On this day in 1954, the U.S. Supreme Court unanimously ruled that segregation of public schools “solely on the basis of race” denies black children “equal educational opportunity.” Thurgood Marshall argued the Brown v. Board of Education case before the Court. He went on to become the first African American appointed to the Supreme Court.
Posts Tagged ‘Wisconsin history’
The annual “Talking Spirit’s” walking tour produced by the Wisconsin Veterans Museum highlights the local and state history buried in the picturesque Forest Hill Cemetery in Madison. Every year, about 2,000 school children arrive by the busload to walk the grounds with a knowledgeable tour guide. Along the paths, they stop to hear from four people, all actors in period clothing portraying real people. The scripts for these characters are researched by the museum staff and written by a playwright. They are chosen to reveal often lesser-known experiences of the Civil War. History comes to life through these real stories and theatrical vignettes.
Howard Brooks was of these characters for the fall 2016 Talking Spirits tour. Read More

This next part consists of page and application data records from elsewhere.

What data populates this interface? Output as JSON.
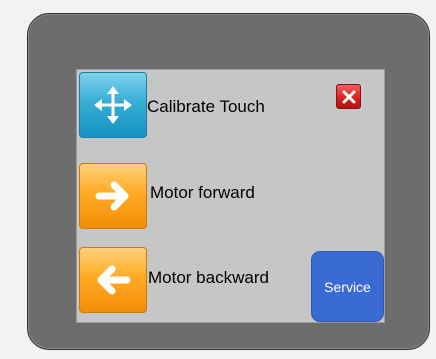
{
  "menu": {
    "items": [
      {
        "label": "Calibrate Touch",
        "icon": "move-arrows-icon",
        "color": "#36aed6"
      },
      {
        "label": "Motor forward",
        "icon": "arrow-right-icon",
        "color": "#ffab24"
      },
      {
        "label": "Motor backward",
        "icon": "arrow-left-icon",
        "color": "#ffab24"
      }
    ]
  },
  "close": {
    "icon": "close-icon",
    "color": "#d51e1e"
  },
  "service": {
    "label": "Service",
    "color": "#3a6bd3"
  }
}
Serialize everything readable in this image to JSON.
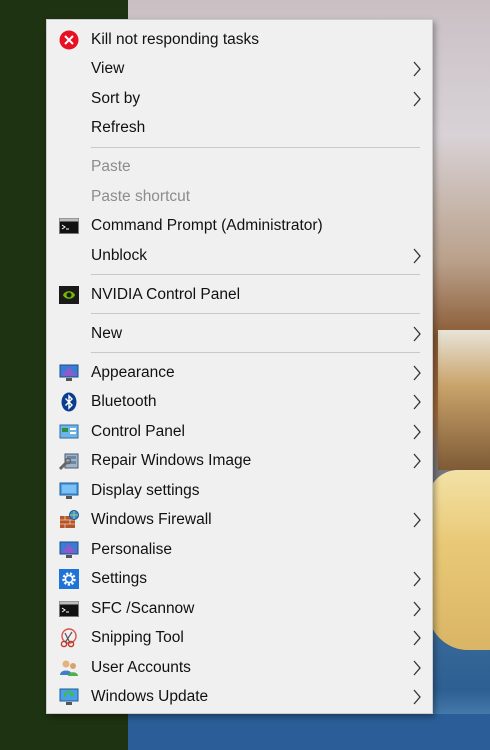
{
  "menu": {
    "items": [
      {
        "label": "Kill not responding tasks",
        "icon": "kill-tasks-icon",
        "submenu": false,
        "disabled": false
      },
      {
        "label": "View",
        "icon": "",
        "submenu": true,
        "disabled": false
      },
      {
        "label": "Sort by",
        "icon": "",
        "submenu": true,
        "disabled": false
      },
      {
        "label": "Refresh",
        "icon": "",
        "submenu": false,
        "disabled": false
      },
      {
        "label": "Paste",
        "icon": "",
        "submenu": false,
        "disabled": true
      },
      {
        "label": "Paste shortcut",
        "icon": "",
        "submenu": false,
        "disabled": true
      },
      {
        "label": "Command Prompt (Administrator)",
        "icon": "command-prompt-icon",
        "submenu": false,
        "disabled": false
      },
      {
        "label": "Unblock",
        "icon": "",
        "submenu": true,
        "disabled": false
      },
      {
        "label": "NVIDIA Control Panel",
        "icon": "nvidia-icon",
        "submenu": false,
        "disabled": false
      },
      {
        "label": "New",
        "icon": "",
        "submenu": true,
        "disabled": false
      },
      {
        "label": "Appearance",
        "icon": "appearance-icon",
        "submenu": true,
        "disabled": false
      },
      {
        "label": "Bluetooth",
        "icon": "bluetooth-icon",
        "submenu": true,
        "disabled": false
      },
      {
        "label": "Control Panel",
        "icon": "control-panel-icon",
        "submenu": true,
        "disabled": false
      },
      {
        "label": "Repair Windows Image",
        "icon": "repair-image-icon",
        "submenu": true,
        "disabled": false
      },
      {
        "label": "Display settings",
        "icon": "display-settings-icon",
        "submenu": false,
        "disabled": false
      },
      {
        "label": "Windows Firewall",
        "icon": "firewall-icon",
        "submenu": true,
        "disabled": false
      },
      {
        "label": "Personalise",
        "icon": "personalise-icon",
        "submenu": false,
        "disabled": false
      },
      {
        "label": "Settings",
        "icon": "settings-gear-icon",
        "submenu": true,
        "disabled": false
      },
      {
        "label": "SFC /Scannow",
        "icon": "sfc-terminal-icon",
        "submenu": true,
        "disabled": false
      },
      {
        "label": "Snipping Tool",
        "icon": "snipping-tool-icon",
        "submenu": true,
        "disabled": false
      },
      {
        "label": "User Accounts",
        "icon": "user-accounts-icon",
        "submenu": true,
        "disabled": false
      },
      {
        "label": "Windows Update",
        "icon": "windows-update-icon",
        "submenu": true,
        "disabled": false
      }
    ]
  },
  "colors": {
    "menu_bg": "#f0f0f0",
    "text": "#111111",
    "disabled_text": "#8c8c8c",
    "separator": "#c8c8c8",
    "kill_red": "#e81123",
    "nvidia_green": "#76b900"
  }
}
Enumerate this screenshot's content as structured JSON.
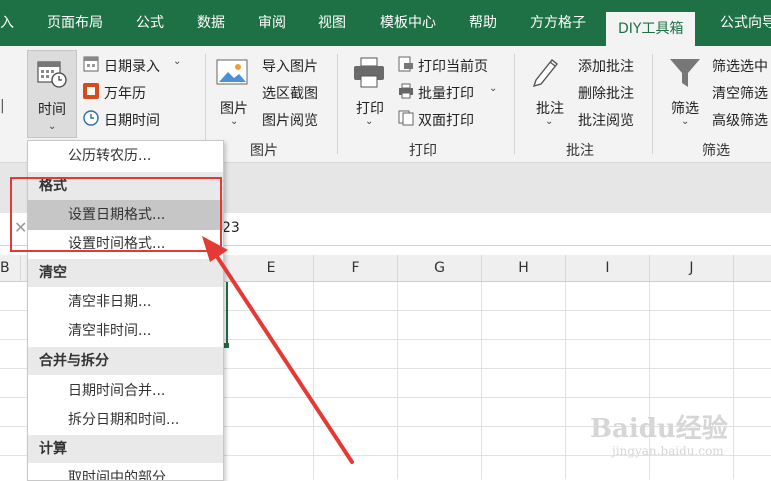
{
  "tabs": [
    "入",
    "页面布局",
    "公式",
    "数据",
    "审阅",
    "视图",
    "模板中心",
    "帮助",
    "方方格子",
    "DIY工具箱",
    "公式向导"
  ],
  "active_tab": "DIY工具箱",
  "ribbon": {
    "time_button": "时间",
    "date_group": {
      "date_entry": "日期录入",
      "calendar": "万年历",
      "datetime": "日期时间"
    },
    "image_button": "图片",
    "image_group": {
      "import": "导入图片",
      "region": "选区截图",
      "view": "图片阅览"
    },
    "image_group_label": "图片",
    "print_button": "打印",
    "print_group": {
      "current": "打印当前页",
      "batch": "批量打印",
      "duplex": "双面打印"
    },
    "print_group_label": "打印",
    "annotate_button": "批注",
    "annotate_group": {
      "add": "添加批注",
      "delete": "删除批注",
      "view": "批注阅览"
    },
    "annotate_group_label": "批注",
    "filter_button": "筛选",
    "filter_group": {
      "filter_select": "筛选选中",
      "clear_filter": "清空筛选",
      "advanced": "高级筛选"
    },
    "filter_group_label": "筛选"
  },
  "formula_value": "23",
  "columns": [
    "B",
    "E",
    "F",
    "G",
    "H",
    "I",
    "J"
  ],
  "menu": {
    "item_lunar": "公历转农历...",
    "header_format": "格式",
    "item_set_date": "设置日期格式...",
    "item_set_time": "设置时间格式...",
    "header_clear": "清空",
    "item_clear_date": "清空非日期...",
    "item_clear_time": "清空非时间...",
    "header_merge": "合并与拆分",
    "item_merge": "日期时间合并...",
    "item_split": "拆分日期和时间...",
    "header_calc": "计算",
    "item_part": "取时间中的部分..."
  },
  "watermark": {
    "brand": "Baidu经验",
    "url": "jingyan.baidu.com"
  },
  "colors": {
    "tab_green": "#1e7145",
    "highlight_red": "#e53935"
  }
}
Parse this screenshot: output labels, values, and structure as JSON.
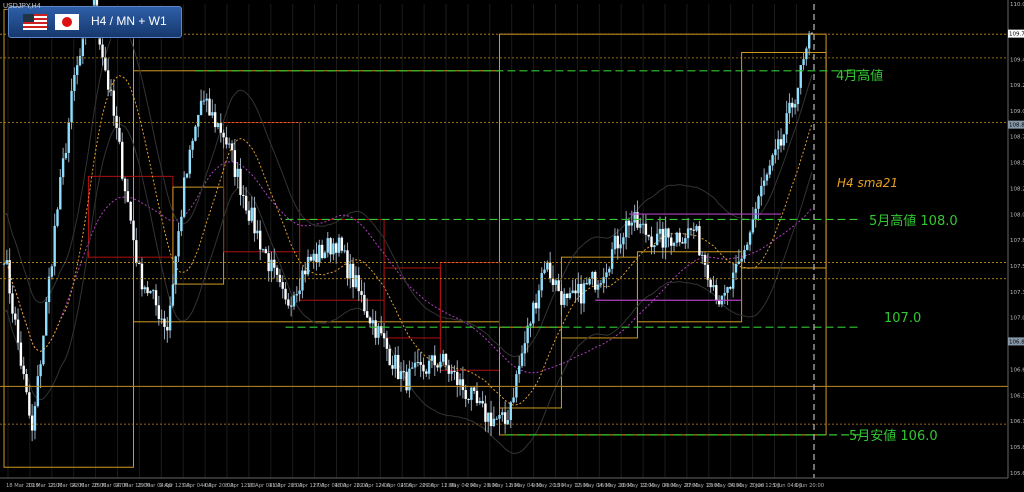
{
  "window": {
    "symbol_label": "USDJPY,H4",
    "title": "H4 / MN + W1"
  },
  "annotations": {
    "april_high": "4月高値",
    "sma_label": "H4 sma21",
    "may_high": "5月高値 108.0",
    "level_107": "107.0",
    "may_low": "5月安値 106.0"
  },
  "colors": {
    "background": "#000000",
    "bull": "#8fe0ff",
    "bear": "#ffffff",
    "annotation_green": "#32c832",
    "sma_label": "#e8a020",
    "monthly_box": "#d09a20",
    "weekly_box": "#b01010",
    "sma_line": "#e0a030",
    "purple": "#b040c0",
    "grid": "#2a2a2a"
  },
  "icons": [
    "us-flag-icon",
    "japan-flag-icon"
  ],
  "chart_data": {
    "type": "candlestick",
    "title": "H4 / MN + W1",
    "ylim": [
      105.6,
      110.0
    ],
    "price_ticks": [
      "110.000",
      "109.720",
      "109.484",
      "109.248",
      "109.008",
      "108.768",
      "108.528",
      "108.288",
      "108.048",
      "107.808",
      "107.568",
      "107.328",
      "107.088",
      "106.848",
      "106.608",
      "106.368",
      "106.128",
      "105.888",
      "105.648"
    ],
    "time_ticks": [
      "18 Mar 2019",
      "19 Mar 12:00",
      "21 Mar 04:00",
      "22 Mar 20:00",
      "25 Mar 04:00",
      "27 Mar 12:00",
      "29 Mar 04:00",
      "1 Apr 12:00",
      "3 Apr 04:00",
      "4 Apr 20:00",
      "8 Apr 12:00",
      "10 Apr 04:00",
      "11 Apr 20:00",
      "15 Apr 12:00",
      "17 Apr 04:00",
      "18 Apr 20:00",
      "22 Apr 12:00",
      "24 Apr 04:00",
      "25 Apr 20:00",
      "29 Apr 12:00",
      "1 May 04:00",
      "2 May 20:00",
      "6 May 12:00",
      "8 May 04:00",
      "9 May 20:00",
      "13 May 12:00",
      "15 May 04:00",
      "16 May 20:00",
      "20 May 12:00",
      "22 May 04:00",
      "23 May 20:00",
      "27 May 12:00",
      "29 May 04:00",
      "30 May 20:00",
      "3 Jun 12:00",
      "5 Jun 04:00",
      "6 Jun 20:00"
    ],
    "current_price": "109.725",
    "highlight_ticks": [
      "108.880",
      "106.868"
    ],
    "anchors": [
      {
        "i": 0,
        "p": 107.7
      },
      {
        "i": 10,
        "p": 106.0
      },
      {
        "i": 18,
        "p": 107.9
      },
      {
        "i": 25,
        "p": 109.3
      },
      {
        "i": 32,
        "p": 110.0
      },
      {
        "i": 40,
        "p": 108.8
      },
      {
        "i": 48,
        "p": 107.5
      },
      {
        "i": 58,
        "p": 107.0
      },
      {
        "i": 64,
        "p": 108.3
      },
      {
        "i": 70,
        "p": 109.1
      },
      {
        "i": 78,
        "p": 108.8
      },
      {
        "i": 88,
        "p": 108.0
      },
      {
        "i": 100,
        "p": 107.2
      },
      {
        "i": 108,
        "p": 107.6
      },
      {
        "i": 118,
        "p": 107.8
      },
      {
        "i": 128,
        "p": 107.2
      },
      {
        "i": 142,
        "p": 106.5
      },
      {
        "i": 155,
        "p": 106.7
      },
      {
        "i": 170,
        "p": 106.2
      },
      {
        "i": 178,
        "p": 106.1
      },
      {
        "i": 192,
        "p": 107.6
      },
      {
        "i": 200,
        "p": 107.2
      },
      {
        "i": 212,
        "p": 107.5
      },
      {
        "i": 222,
        "p": 108.0
      },
      {
        "i": 232,
        "p": 107.8
      },
      {
        "i": 245,
        "p": 107.9
      },
      {
        "i": 255,
        "p": 107.2
      },
      {
        "i": 262,
        "p": 107.6
      },
      {
        "i": 268,
        "p": 108.2
      },
      {
        "i": 276,
        "p": 108.7
      },
      {
        "i": 287,
        "p": 109.72
      }
    ],
    "levels": [
      {
        "name": "april-high",
        "price": 109.38
      },
      {
        "name": "may-high",
        "price": 108.0
      },
      {
        "name": "level-107",
        "price": 107.0
      },
      {
        "name": "may-low",
        "price": 106.0
      }
    ]
  }
}
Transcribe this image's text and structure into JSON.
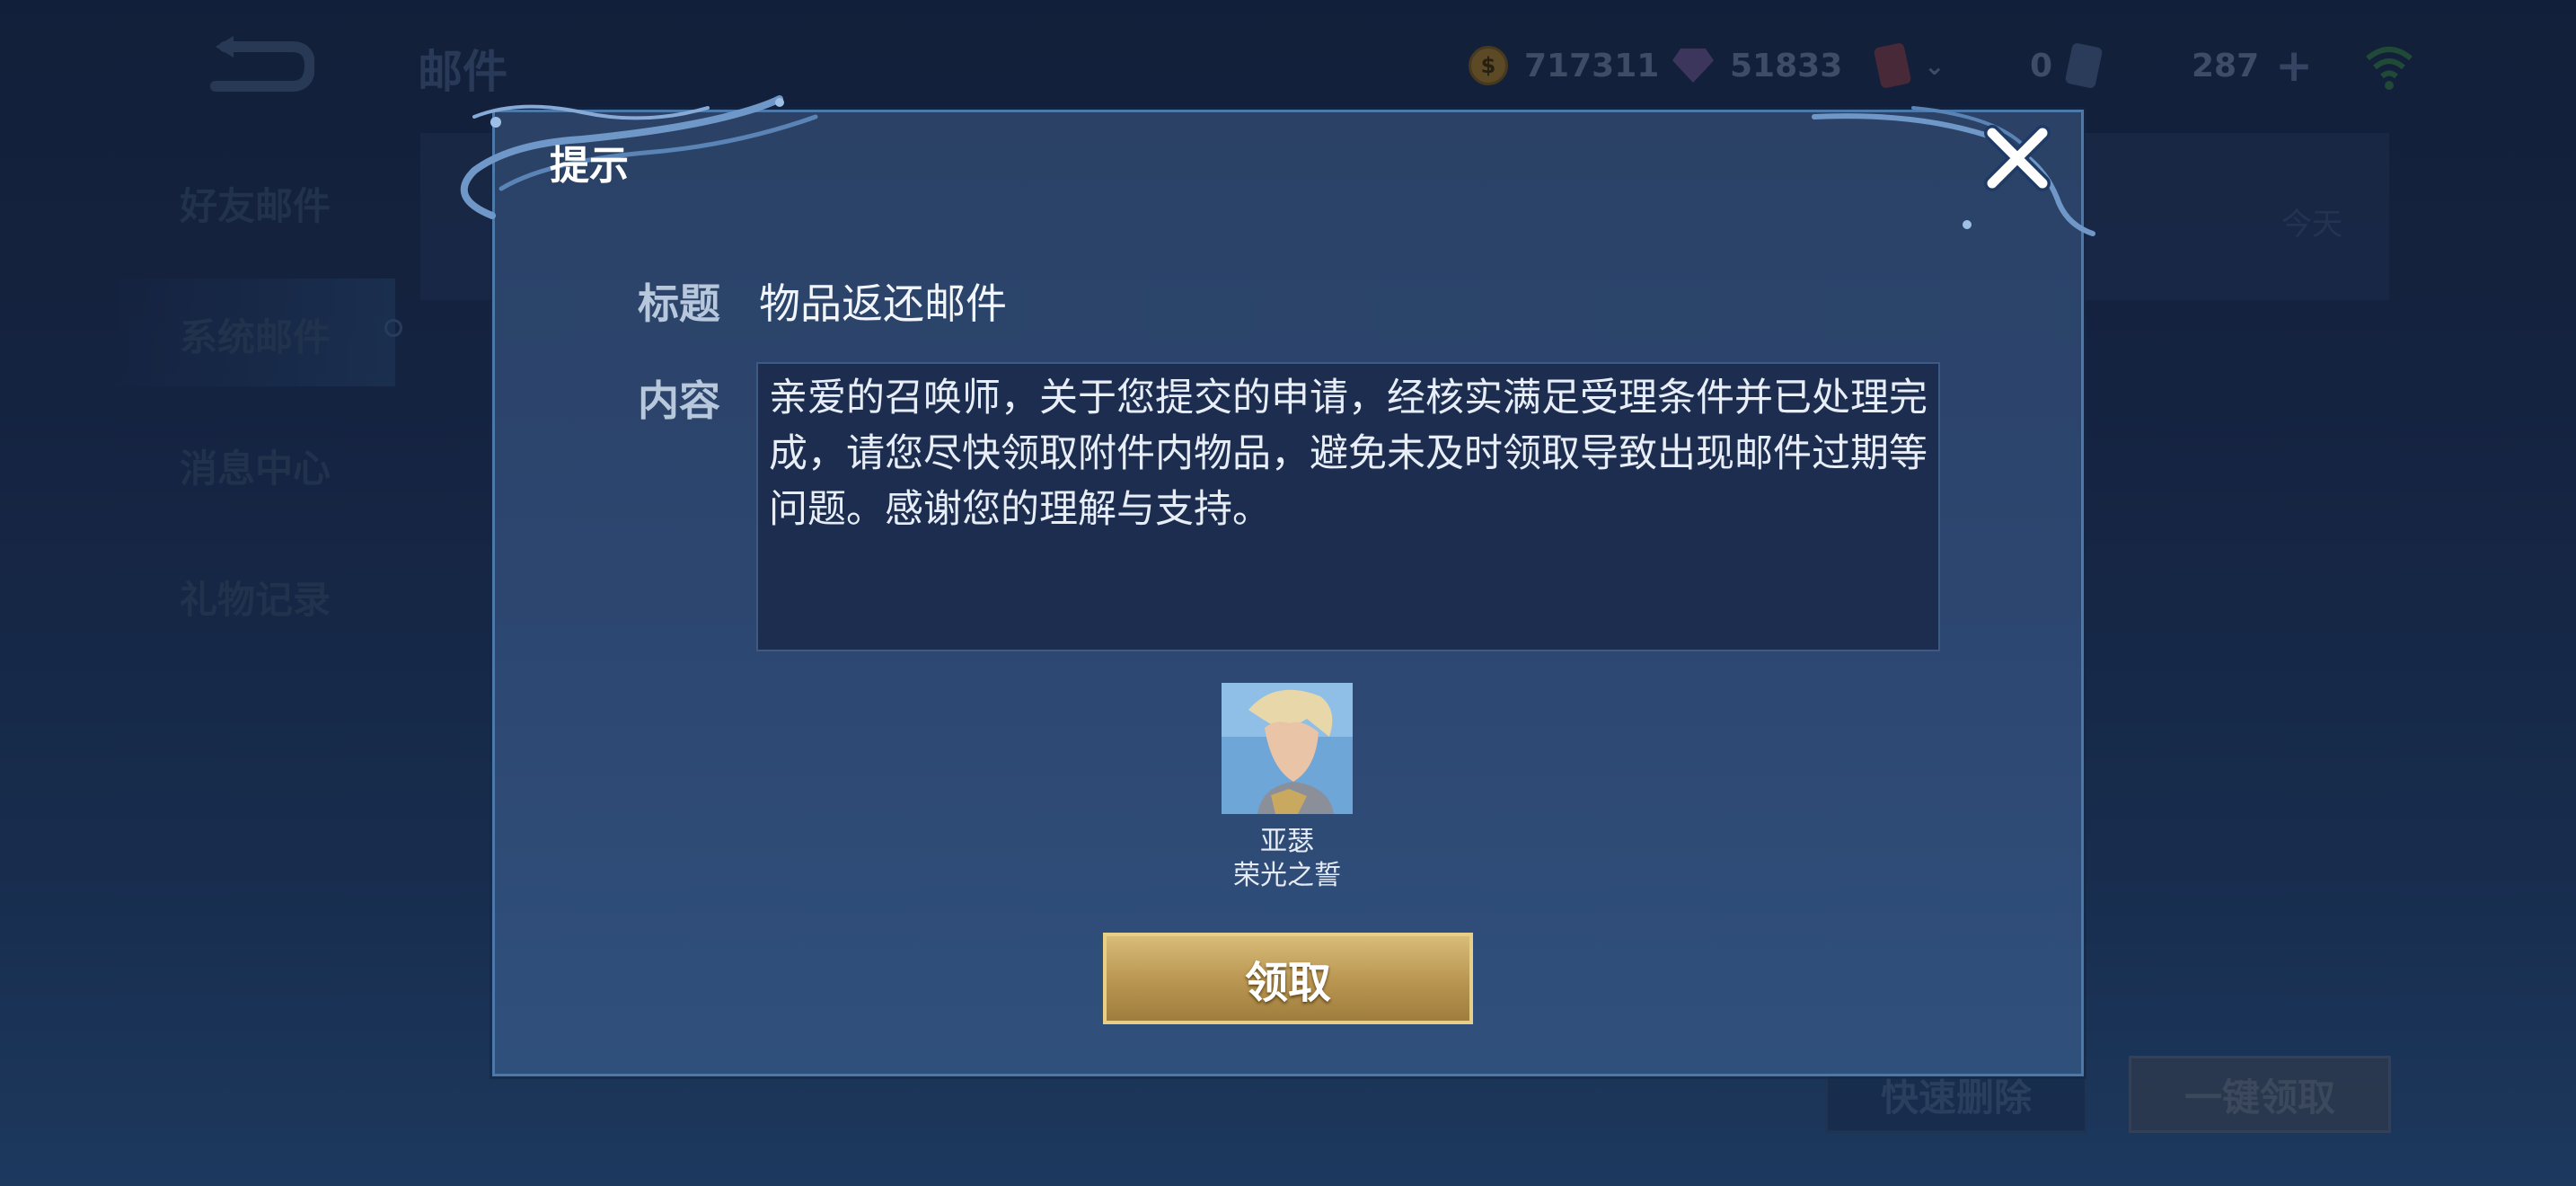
{
  "topbar": {
    "title": "邮件",
    "gold": "717311",
    "diamonds": "51833",
    "cards": "0",
    "vouchers": "287",
    "back_icon": "back-arrow-icon",
    "signal_icon": "wifi-icon"
  },
  "sidebar": {
    "items": [
      {
        "label": "好友邮件"
      },
      {
        "label": "系统邮件"
      },
      {
        "label": "消息中心"
      },
      {
        "label": "礼物记录"
      }
    ]
  },
  "mail_list": {
    "date": "今天"
  },
  "footer": {
    "quick_delete": "快速删除",
    "claim_all": "一键领取"
  },
  "dialog": {
    "title": "提示",
    "subject_label": "标题",
    "subject": "物品返还邮件",
    "content_label": "内容",
    "content": "亲爱的召唤师，关于您提交的申请，经核实满足受理条件并已处理完成，请您尽快领取附件内物品，避免未及时领取导致出现邮件过期等问题。感谢您的理解与支持。",
    "reward": {
      "hero": "亚瑟",
      "skin": "荣光之誓"
    },
    "claim_button": "领取",
    "colors": {
      "accent_gold": "#c9a95f",
      "panel": "#2c4670"
    }
  }
}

Contemplating the fate of forgotten Pulitzer winners got us thinking about the power of cultural institutions to determine what continues to have currency. And what sinks from view. They say our attention spans are getting even shorter. Who among today’s writers and thinkers will be remembered? And what role do we have in building or maintaining their legacy?
We’re glad that this year, thanks to the respect still accorded Pulitzer and its prize winners, we are being prodded to read some authors whose reputations have lasted. We are also challenged to consider some who have been set aside. Do these works stand up to modern standards? If we take the time to read their descriptions of eras past, what might we learn about the world we live in? Read More
What does it all mean?
Wisconsin can claim many Pulitzer Prize-winning writers and artists. While not all of their names are well-known, Thornton Wilder’s certainly is. He was born in Madison and is probably best known for the play Our Town. But before he wrote Our Town, he won a Pulitzer Prize for the novel The Bridge of San Luis Rey in 1928. Maybe you’ve heard of it? Or even read it?
The Bridge of San Luis Rey has been called a moral fable. Someone who narrowly escapes a tragedy asks the ultimate questions of existence: Why them? Why not me? Was this an accident? Or are we all actors in a divine play?
These enduring questions are for us each to ponder as our lives unfold. Exploring them is the essence of the humanities. As ambassadors for this type of reflection, and because we love to talk books, we asked a friend and former board member if he’d like to review The Bridge of San Luis Rey. We bet he’ll make you want to read and enjoy the book, as he did! Read More
Tuesday, April 22 is Earth Day. Wisconsin’s own Gaylord Nelson came up with the idea for Earth Day in 1970, when he was a US Senator. He was born in Clear Lake, a town of about 1,000 people (today) in Polk County.
Clear Lake is a lovely place. On the western border of the state, its regional identity is strongly shaped by the Upper St. Croix Valley. This association honors the geography of the place and ignores map lines. I think it’s good to be reminded that we live on an Earth, not on a map. Read More
A committee of WHC board members reviews mini-grant applications four times every year. Awards are for a maximum of $2,000. The grant process is designed to be accessible for first-time applicants and organizations with few staff. Some of the organizations that receive WHC grants are driven entirely by volunteers. Small grants can have big impacts, thanks to the hard work and imagination of people around the state.
The following four projects exemplify the power of small grants. A total of $6,546 was awarded in the February 2014 round.
We have seven grant rounds every year and when applications come in, we are impressed with the public humanities projects going on around the state. We are proud to be able to support these home-grown ideas with funds from the National Endowment for the Humanities, the State of Wisconsin, and individual donors.
The projects are often innovative, always interesting, and potentially transformational for the communities involved. In February, a total of $43,877 was awarded to five applicants.
The grant program is competitive and applicants put a lot of time and energy into their applications. So we say a big “Congratulations!” to the following organizations:
There are moments when it seems obvious that history is being made. This will go down in history, as they say. Sometimes it’s only in retrospect that we see that particular moments, people, and events were critical.
The humanities help us study the stories, the cultures, the movers and shakers and the ordinary people of our world, and remind us that we are all part of history. History books, however, can never tell the whole story. For most of recorded history, in fact, a whole lot has been missing. Women’s stories, in particular, are still shockingly absent from textbooks currently used in schools.